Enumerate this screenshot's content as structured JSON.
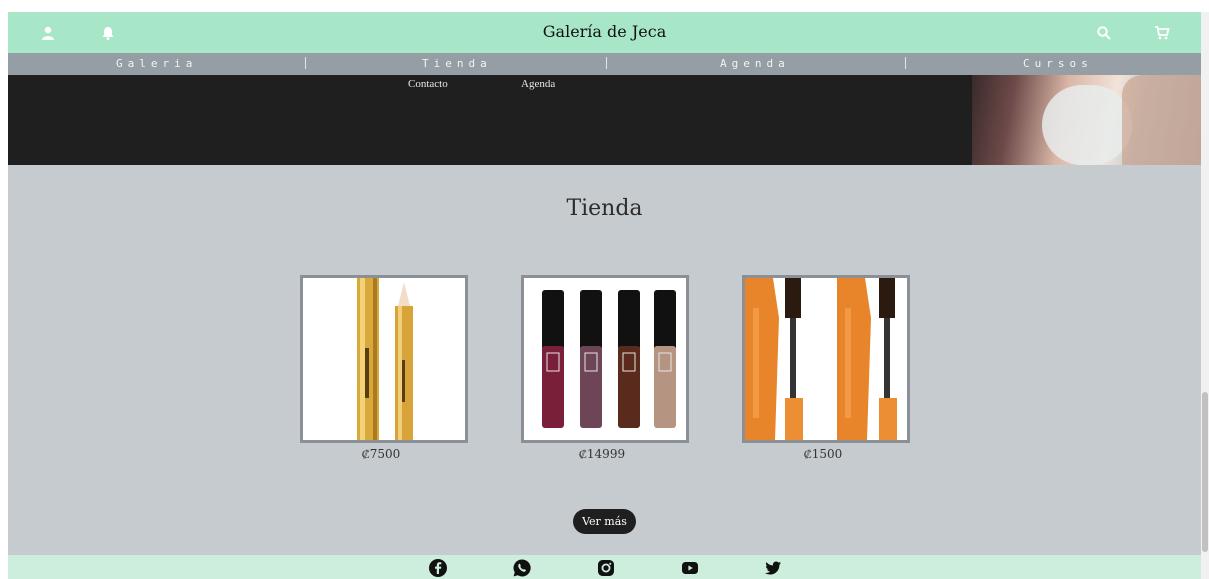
{
  "header": {
    "title": "Galería de Jeca",
    "icons": [
      "user-icon",
      "bell-icon",
      "search-icon",
      "cart-icon"
    ]
  },
  "nav": {
    "items": [
      "Galeria",
      "Tienda",
      "Agenda",
      "Cursos"
    ]
  },
  "hero": {
    "links": [
      "Contacto",
      "Agenda"
    ]
  },
  "shop": {
    "heading": "Tienda",
    "products": [
      {
        "name": "concealer-pen",
        "price": "₡7500"
      },
      {
        "name": "lip-gloss-set",
        "price": "₡14999"
      },
      {
        "name": "mascara",
        "price": "₡1500"
      }
    ],
    "more_button": "Ver más"
  },
  "footer": {
    "social": [
      "facebook-icon",
      "whatsapp-icon",
      "instagram-icon",
      "youtube-icon",
      "twitter-icon"
    ]
  },
  "colors": {
    "accent_mint": "#a8e6c8",
    "nav_gray": "#949ea4",
    "hero_dark": "#1f1f1f",
    "shop_bg": "#c6cbcf",
    "footer_mint": "#cdeedd"
  }
}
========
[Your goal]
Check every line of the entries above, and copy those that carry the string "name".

[Response to this task]
        "name": "concealer-pen",
        "name": "lip-gloss-set",
        "name": "mascara",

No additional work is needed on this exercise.